Fix families in order to fix the kids
I’m starting to wonder what parents are for in New Zealand.
First, there was the Government’s provision of breakfast, which suggest that we parents are not responsible for feeding our kids. The government is whether or not we can afford it, apparently.
At the same time, we read story after story on our credit card debts and apparent inability as a nation to manage our personal finances. Yet suggesting that budgeting courses for some parents could be of value is highly offensive and judgmental.
Next, there were the papers on sexuality education in schools which hardly mentioned parents. Apparently, mum and dad are not responsible for teaching their kids about the birds and the bees anymore, the government is.
At the same time, parents are all bemoaning the accessibility of porn and impact of technology on their kids without a single bit of help being offered to them for negotiating these complicated waters.
Finally, this week the Prime Minister’s chief science adviser released a discussion paper on youth suicide in New Zealand.
It was a haunting read, because the stark and devastating facts are laid out in unrelenting clarity. You simply cannot read the report without gathering the strong impression that many of the risk factors are rooted in family.
Here is the list of those risk factors so you can make up your own mind: Sociodemographic factors, low educational achievement, bad family relationships, impulsiveness, antisocial behaviours, factors like depression, low self-esteem, drug or alcohol abuse, a history of suicide among family and friends, and violence or abuse in the family.
In New Zealand, if you come from a broken, fragmented family or community, you are much more likely to take your life as a teen.
The solutions, according to several very intelligent men with whom I don’t wish to pick a fight, but rather to question, is school.
School, where the government feeds our kids, teaches our kids private values, and now protects them by offering emotional resilience programmes.
The question, of course, is where do mum and dad come in? Where does the idea of family come in?

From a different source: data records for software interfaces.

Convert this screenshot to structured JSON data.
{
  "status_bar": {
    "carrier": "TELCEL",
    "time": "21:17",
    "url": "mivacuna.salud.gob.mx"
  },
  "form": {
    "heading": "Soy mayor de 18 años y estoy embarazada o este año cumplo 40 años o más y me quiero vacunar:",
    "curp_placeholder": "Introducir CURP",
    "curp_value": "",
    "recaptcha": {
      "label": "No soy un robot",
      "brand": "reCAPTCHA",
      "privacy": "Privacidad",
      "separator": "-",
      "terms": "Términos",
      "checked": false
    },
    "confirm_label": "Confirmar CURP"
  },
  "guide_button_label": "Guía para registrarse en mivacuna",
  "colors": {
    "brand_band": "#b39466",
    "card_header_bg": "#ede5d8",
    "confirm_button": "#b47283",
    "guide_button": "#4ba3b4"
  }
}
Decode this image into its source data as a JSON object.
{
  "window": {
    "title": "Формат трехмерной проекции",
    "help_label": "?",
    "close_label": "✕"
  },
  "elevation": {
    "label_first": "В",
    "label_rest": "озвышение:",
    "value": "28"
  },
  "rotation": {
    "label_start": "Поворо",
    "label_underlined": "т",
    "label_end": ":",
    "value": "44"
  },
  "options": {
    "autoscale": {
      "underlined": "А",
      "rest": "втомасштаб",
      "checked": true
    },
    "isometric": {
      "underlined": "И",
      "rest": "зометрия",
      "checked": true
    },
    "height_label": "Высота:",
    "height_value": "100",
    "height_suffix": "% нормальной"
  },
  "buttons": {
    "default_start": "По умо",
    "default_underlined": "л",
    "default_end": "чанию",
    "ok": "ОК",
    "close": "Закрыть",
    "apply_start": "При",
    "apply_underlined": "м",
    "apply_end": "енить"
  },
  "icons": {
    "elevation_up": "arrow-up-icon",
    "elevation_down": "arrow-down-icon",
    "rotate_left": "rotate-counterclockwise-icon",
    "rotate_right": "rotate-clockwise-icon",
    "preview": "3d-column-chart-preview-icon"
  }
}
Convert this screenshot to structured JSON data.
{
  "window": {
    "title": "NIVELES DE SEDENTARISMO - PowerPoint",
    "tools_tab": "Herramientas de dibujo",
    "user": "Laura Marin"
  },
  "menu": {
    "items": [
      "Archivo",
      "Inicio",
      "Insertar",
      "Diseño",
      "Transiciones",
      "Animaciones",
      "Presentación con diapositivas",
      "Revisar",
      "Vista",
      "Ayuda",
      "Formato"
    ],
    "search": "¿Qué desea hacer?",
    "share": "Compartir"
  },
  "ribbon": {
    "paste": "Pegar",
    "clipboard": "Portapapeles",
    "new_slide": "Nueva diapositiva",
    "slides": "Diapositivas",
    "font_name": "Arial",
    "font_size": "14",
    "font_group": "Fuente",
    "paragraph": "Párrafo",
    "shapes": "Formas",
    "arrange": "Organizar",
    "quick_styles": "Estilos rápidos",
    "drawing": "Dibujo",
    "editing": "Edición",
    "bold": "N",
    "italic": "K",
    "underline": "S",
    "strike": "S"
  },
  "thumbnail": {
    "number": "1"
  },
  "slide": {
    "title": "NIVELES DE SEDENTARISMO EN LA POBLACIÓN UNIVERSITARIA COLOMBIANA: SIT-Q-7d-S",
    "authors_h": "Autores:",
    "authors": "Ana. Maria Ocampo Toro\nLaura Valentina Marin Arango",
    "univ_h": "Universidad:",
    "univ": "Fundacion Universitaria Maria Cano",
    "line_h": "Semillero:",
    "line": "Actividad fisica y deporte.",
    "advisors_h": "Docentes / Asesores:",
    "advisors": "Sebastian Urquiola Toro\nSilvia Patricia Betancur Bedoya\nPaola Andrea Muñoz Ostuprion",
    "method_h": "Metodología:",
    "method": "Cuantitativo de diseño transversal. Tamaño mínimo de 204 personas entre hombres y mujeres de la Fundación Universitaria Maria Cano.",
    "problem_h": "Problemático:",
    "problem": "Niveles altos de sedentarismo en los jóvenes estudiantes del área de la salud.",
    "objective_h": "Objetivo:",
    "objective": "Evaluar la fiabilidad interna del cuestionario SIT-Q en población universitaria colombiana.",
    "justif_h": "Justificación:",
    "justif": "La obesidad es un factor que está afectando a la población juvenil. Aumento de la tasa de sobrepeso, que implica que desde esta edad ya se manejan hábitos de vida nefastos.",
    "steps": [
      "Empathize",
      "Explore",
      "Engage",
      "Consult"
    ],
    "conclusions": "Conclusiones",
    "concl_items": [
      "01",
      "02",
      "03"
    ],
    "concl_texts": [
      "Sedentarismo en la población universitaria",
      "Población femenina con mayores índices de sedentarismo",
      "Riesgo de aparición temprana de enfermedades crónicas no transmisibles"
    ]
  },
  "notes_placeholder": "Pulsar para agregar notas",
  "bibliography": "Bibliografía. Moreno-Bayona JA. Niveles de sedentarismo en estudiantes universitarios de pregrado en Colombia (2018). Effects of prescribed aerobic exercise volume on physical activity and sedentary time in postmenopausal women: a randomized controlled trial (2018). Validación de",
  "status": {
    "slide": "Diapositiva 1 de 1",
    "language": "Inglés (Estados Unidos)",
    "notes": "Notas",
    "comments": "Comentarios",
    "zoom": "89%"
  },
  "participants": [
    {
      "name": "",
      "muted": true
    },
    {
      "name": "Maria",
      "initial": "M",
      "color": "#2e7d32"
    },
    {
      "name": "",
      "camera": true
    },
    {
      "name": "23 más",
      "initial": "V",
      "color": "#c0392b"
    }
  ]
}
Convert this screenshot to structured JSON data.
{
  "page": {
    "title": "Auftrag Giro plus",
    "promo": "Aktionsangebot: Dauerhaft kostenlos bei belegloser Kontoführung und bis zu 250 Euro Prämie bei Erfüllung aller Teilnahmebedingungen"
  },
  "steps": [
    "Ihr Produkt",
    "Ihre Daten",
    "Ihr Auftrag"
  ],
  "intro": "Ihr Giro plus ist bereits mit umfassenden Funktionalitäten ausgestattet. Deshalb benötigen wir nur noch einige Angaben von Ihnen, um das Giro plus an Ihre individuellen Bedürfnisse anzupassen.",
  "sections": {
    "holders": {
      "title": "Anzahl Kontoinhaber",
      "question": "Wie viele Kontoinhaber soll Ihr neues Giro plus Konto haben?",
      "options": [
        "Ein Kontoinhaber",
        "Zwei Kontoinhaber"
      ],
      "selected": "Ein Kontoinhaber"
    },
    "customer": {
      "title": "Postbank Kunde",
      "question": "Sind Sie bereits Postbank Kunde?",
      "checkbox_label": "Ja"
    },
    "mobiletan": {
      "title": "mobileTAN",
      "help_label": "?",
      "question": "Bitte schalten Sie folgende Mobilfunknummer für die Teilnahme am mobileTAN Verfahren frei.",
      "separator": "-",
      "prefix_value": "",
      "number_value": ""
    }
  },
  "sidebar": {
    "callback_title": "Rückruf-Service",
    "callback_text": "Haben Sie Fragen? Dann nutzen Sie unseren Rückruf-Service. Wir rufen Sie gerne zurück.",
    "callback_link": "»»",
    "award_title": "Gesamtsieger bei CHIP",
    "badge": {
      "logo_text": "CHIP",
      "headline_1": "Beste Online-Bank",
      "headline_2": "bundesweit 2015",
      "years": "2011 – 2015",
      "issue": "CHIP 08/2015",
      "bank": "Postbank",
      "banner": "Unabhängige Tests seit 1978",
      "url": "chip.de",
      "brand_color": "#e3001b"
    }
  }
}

Because here is the reality: A child who comes to school without breakfast in his tummy might very well be going to bed at night without dinner in it, either.
And a child who is learning all about the birds and the bees from a government-approved programme, but has parents who don’t know how to teach her to negotiate the tricky topic of internet pornography and social technolgies, will likely pick up values and behaviours from her screens.
A child who is taught emotional resilience at primary school but who goes home to a house where dad hurts mum every night will still struggle with the effects of that behaviour.
The inescapable, unavoidable reality is that kids have parents and come from families. No matter how easy it would make policy, or how good the slogans sound, we cannot help our kids without helping their parents or their families.
In short, we cannot keep shunting the problems our kids are facing at teachers, youth workers and principals. We cannot keep shunting them at schools.
It is time to start treating parents like they matter. It is time to start supporting families if there is a problem being faced by their kids. It is time to remember what parents are here for, and, if needed, to help them carry out those responsibilities and privileges to the best of their ability.
After all, we won’t be helping our kids until we start helping our families.